I love writing, and only wish that I had started earlier in my life. The moment I completed my first novel was the most wonderful feeling, and I can think of no better incentive than that to continue. 

Mòrag Anna NicNèill

’S ann à baile beag Horgaboist anns Na Hearadh a tha Mòrag Anna NicNèill, ged a tha i air a bhith a’ fuireach agus ag obair ann am Barraigh airson còrr is fichead bliadhna. An dèidh dhi an sgoil fhàgail, chaidh i gu ruige Oilthigh Ghlaschu agus an uair sin gu Colaiste Chnoc Iòrdain. Cheumnaich i ann an 1990 agus tha i air a bhith a’ teagasg Gàidhlig aig ìre àrd-sgoile bhon uair sin.

An‑diugh tha i a’ fuireach ann an Eòlaigearraidh còmhla ris an duine aice, Iain, agus cat beag dubh air a bheil Pepe. Na h‑ùine fhèin bidh i a’ leughadh tòrr,

a’ peantadh is a’ sgrìobhadh.  


Morag Ann MacNeil hails from the little village of Horgabost on the Isle of Harris, although she has lived and worked in Barra for more than twenty years. After leaving school, she attended Glasgow University and then Jordanhill College of Education, graduating in 1990. 
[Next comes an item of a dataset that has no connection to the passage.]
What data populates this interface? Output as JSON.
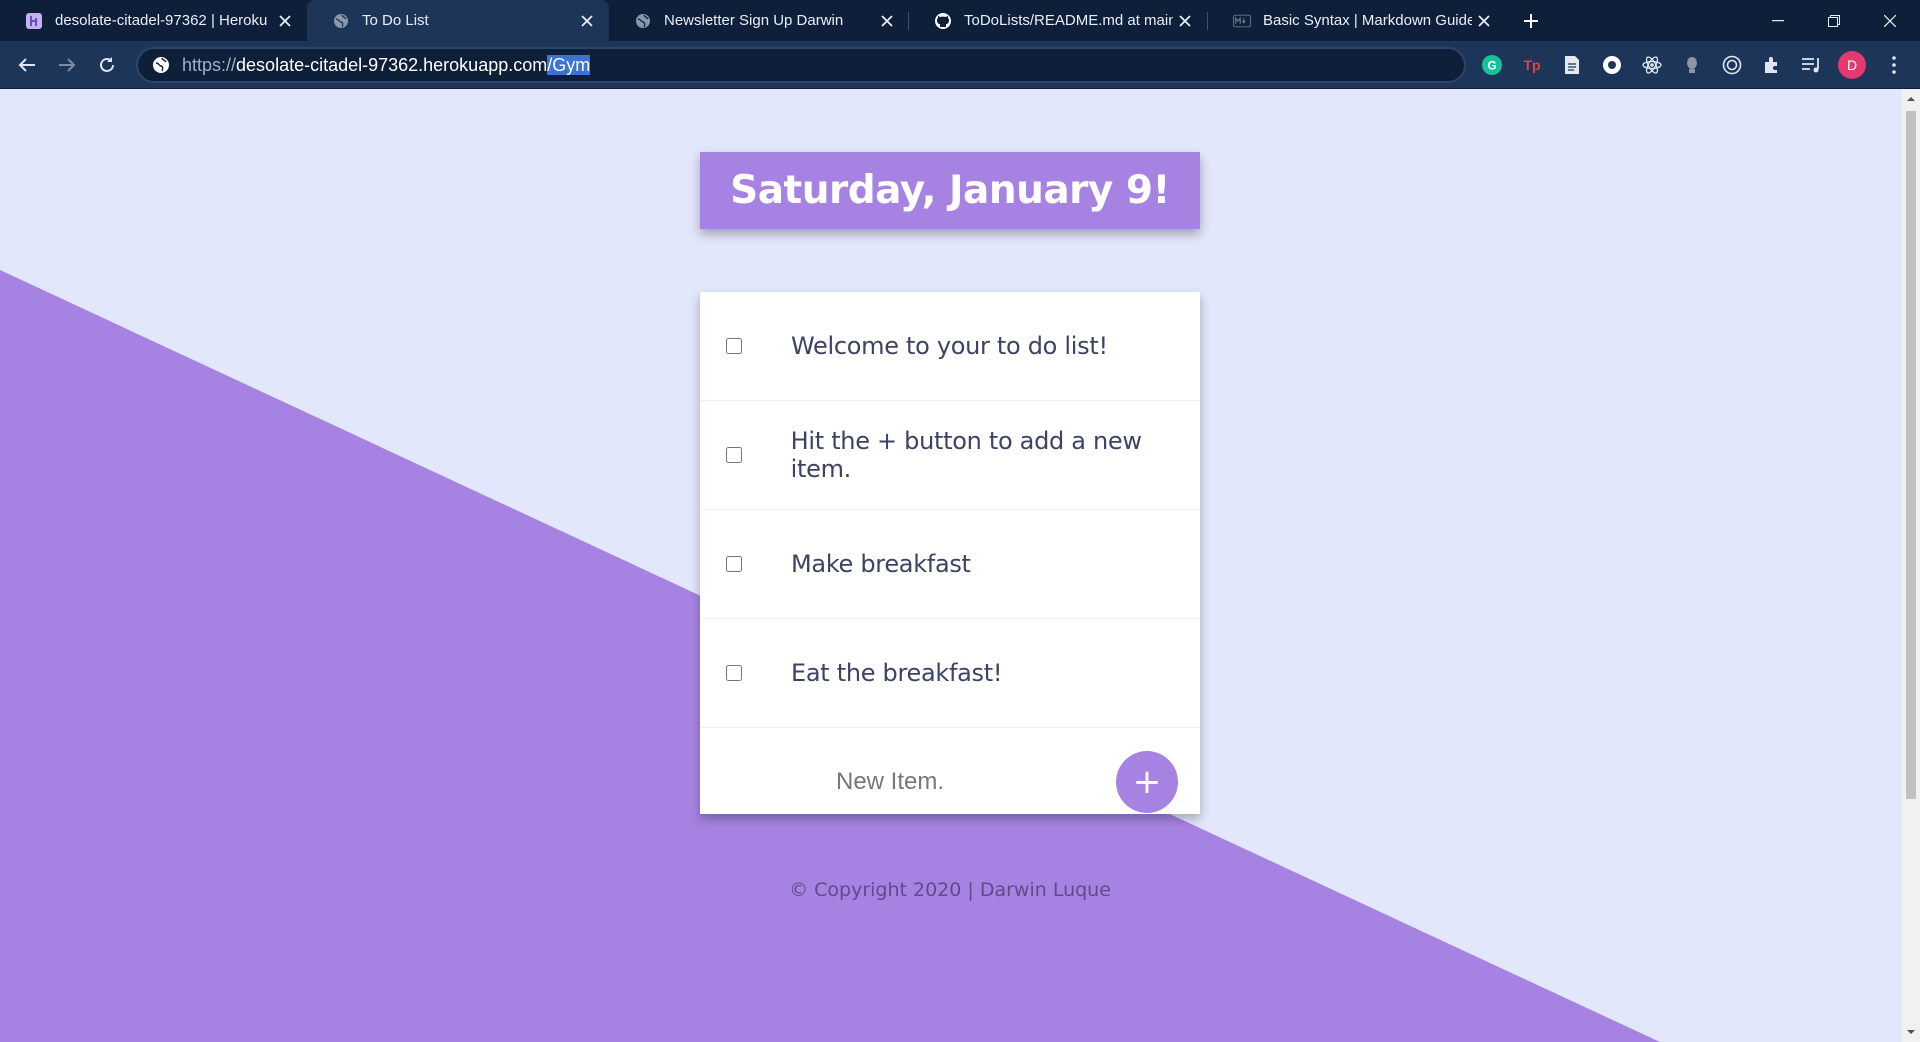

She has been a Gaelic secondary school teacher ever since and lives in Eoligarry with her husband, Iain, and a little black cat called Pepe. In her free time she enjoys reading, painting and writing.